The creator of the phenomenally successful Fifty Shades of Grey trilogy, EL James, is apparently making tons and tons of money for her work. Brian, at a website called Celebrity Net Worth, estimates that she's making about one million dollars a week.
It’s safe to assume that E.L. James has long ago sold enough copies to repay her seven figure book advance, which means at this point she is earning the standard 7% royalty on every $14 paperback and 25% royalty on every $10 ebook. In the last month, James has sold 4 million paperbacks and 1 million ebooks which equates to $2.94 million in paperback royalties and $2.497 million in ebook royalties. In other words $5.4 million in four weeks, $1.35 million per week!There is much to love about the story of the writing and publishing of Fifty Shades: It started out as Twilight fan fiction, with Christian Grey as Edward Cullen, and Anastasia Steele as Bella Swan. It was originally published for free on a Twilight fan website, but after fans complained about all the sexual sexuality, EL pulled it and posted it on her own website. She them published it as an ebook and print on demand in three volumes. The print on demand publisher had so little money that they couldn't promote it, instead relying on recommendations of fans of the work to sell it. And boy, did they. So much so that a big publisher, Vintage, picked it up and published a "revised" version in April of this year.
Moreover, its popularity has disturbed the despicable scumbag reality TV star Dr. Drew Pinsky:
"Maybe I have no business commenting on how women massage their fantasy life. Indeed I don't. But as I look at this as a clinician, the idea that women look at this relationship as anything other than absolute, categorical, profound pathology is more than I can imagine."I didn't realize just how much I enjoyed reading Fifty Shades before that self-aggradizing psychopath offered his unasked-for two cents.
Stephanie Meyer, the creator of Twilight, has made herself and EL James into publishing superstars, thanks to her series of novels aimed directly at women. This catapults Ms. Meyer into the ranks of the truly great authors, whose works have inspired pastiche that have themselves become publishing forces (I'm talking Jane Austen, Mark Twain, Hans Christian Andersen, etc).
To say nothing of the Fifty Shades parodies that have popped up. (I believe that the first such parody was this one, and it is hilarious. The others that have since been released I cannot vouch for.)
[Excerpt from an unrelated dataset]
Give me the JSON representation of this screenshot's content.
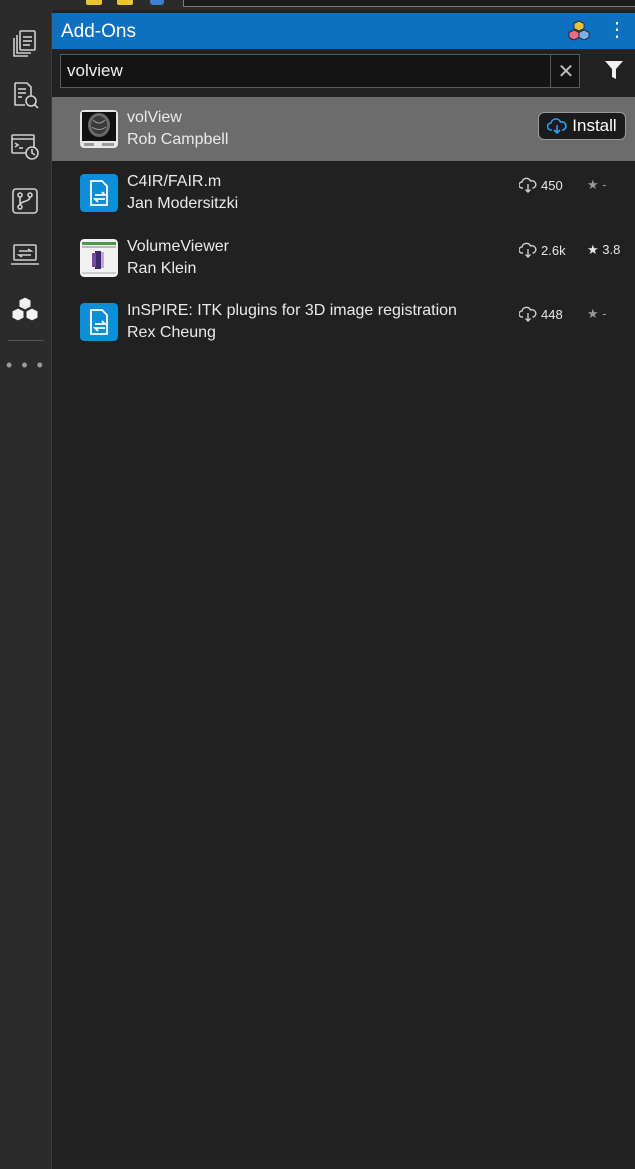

Clearly, there is a market that's not being served by the mainstream publishers. That's why one of them had to step outside of their bubble to find what has turned out to be a massive, record-shattering bestseller.
There are lessons here: For authors, write what you love. Pastiche, parody, fanfiction, slash fiction, blogging, whatever. Get your stuff out there. Ebook it. Don't worry about impressing the old gatekeepers; and, if there ever was a stigma attached to self-publishing (for crying out loud, Arthur Rimbaud self-published) it's gone now. There is an audience looking for material that's not always being presented to them by the mainstream publishers.
For publishers: Look at what's being published outside your bubble. You might be shocked to find that there is actually stuff out there that can find an audience. There are dozens if not hundreds of other EL Jameses out there -- see if you can find them before they hit it big. Publishing could use more big hits.